Evidence and argument in policymaking: development of workplace smoking legislation
1 Department of Clinical Pharmacy, University of California, San Francisco, 3333 California Street, Suite 420, San Francisco, CA 94143-0613, USA
2 Institute for Health Policy Studies, University of California, San Francisco, 3333 California Street, Suite 420, San Francisco, CA 94143-0613, USA
BMC Public Health 2009, 9:189 doi:10.1186/1471-2458-9-189Published: 17 June 2009
We sought to identify factors that affect the passage of public health legislation by examining the use of arguments, particularly arguments presenting research evidence, in legislative debates regarding workplace smoking restrictions.
We conducted a case-study based content analysis of legislative materials used in the development of six state workplace smoking laws, including written and spoken testimony and the text of proposed and passed bills and amendments.

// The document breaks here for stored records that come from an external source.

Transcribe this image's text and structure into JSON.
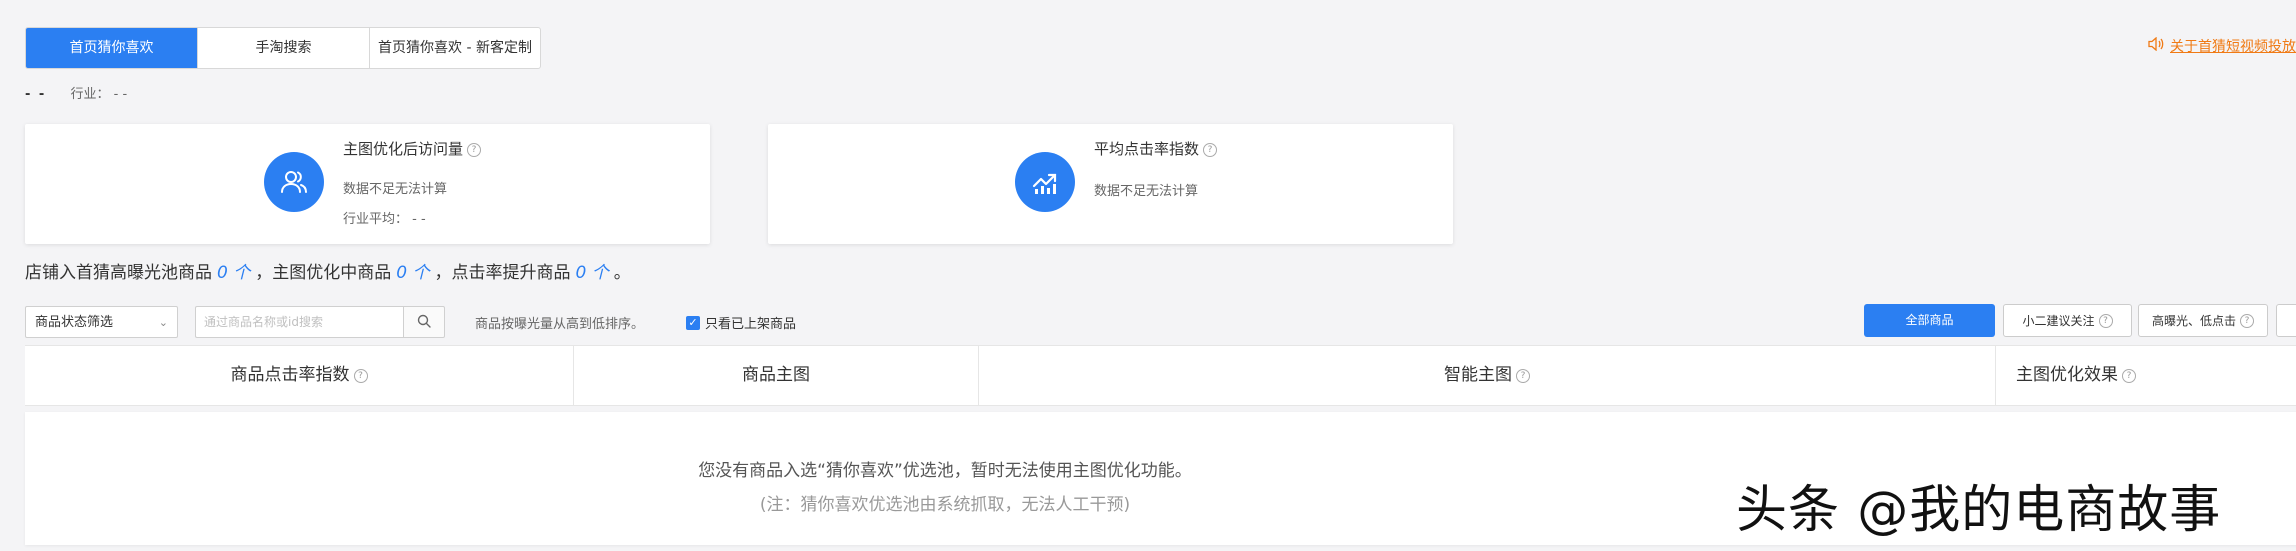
{
  "tabs": [
    {
      "label": "首页猜你喜欢",
      "active": true
    },
    {
      "label": "手淘搜索",
      "active": false
    },
    {
      "label": "首页猜你喜欢 - 新客定制",
      "active": false
    }
  ],
  "notice": {
    "text": "关于首猜短视频投放",
    "icon": "speaker-icon",
    "color": "#f07a14"
  },
  "meta": {
    "shop": "- -",
    "industry_label": "行业：",
    "industry_value": "- -"
  },
  "cards": [
    {
      "title": "主图优化后访问量",
      "icon": "users-icon",
      "line1": "数据不足无法计算",
      "line2": "行业平均：  - -"
    },
    {
      "title": "平均点击率指数",
      "icon": "trend-chart-icon",
      "line1": "数据不足无法计算"
    }
  ],
  "summary": {
    "part1": "店铺入首猜高曝光池商品",
    "n1": "0 个",
    "part2": "，主图优化中商品",
    "n2": "0 个",
    "part3": "，点击率提升商品",
    "n3": "0 个",
    "part4": "。"
  },
  "filters": {
    "status_select": "商品状态筛选",
    "search_placeholder": "通过商品名称或id搜索",
    "sort_text": "商品按曝光量从高到低排序。",
    "checkbox_label": "只看已上架商品",
    "checkbox_checked": true
  },
  "buttons": {
    "all": "全部商品",
    "recommend": "小二建议关注",
    "high_exposure": "高曝光、低点击"
  },
  "table": {
    "headers": [
      "商品点击率指数",
      "商品主图",
      "智能主图",
      "主图优化效果"
    ],
    "empty_line1": "您没有商品入选“猜你喜欢”优选池，暂时无法使用主图优化功能。",
    "empty_line2": "(注：猜你喜欢优选池由系统抓取，无法人工干预)"
  },
  "watermark": "头条 @我的电商故事",
  "colors": {
    "accent": "#2b7ff2",
    "notice": "#f07a14",
    "background": "#f4f4f6"
  }
}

We coded testimony given before legislators for arguments used, and identified the institutional affiliations of presenters and their position on the legislation. We compared patterns in the arguments made in testimony to the relative strength of each state's final legislation.
Greater discussion of scientific evidence within testimony given was associated with the passage of workplace smoking legislation that provided greater protection for public health, regardless of whether supporters outnumbered opponents or vice versa.
Our findings suggest that an emphasis on scientific discourse, relative to other arguments made in legislative testimony, might help produce political outcomes that favor public health.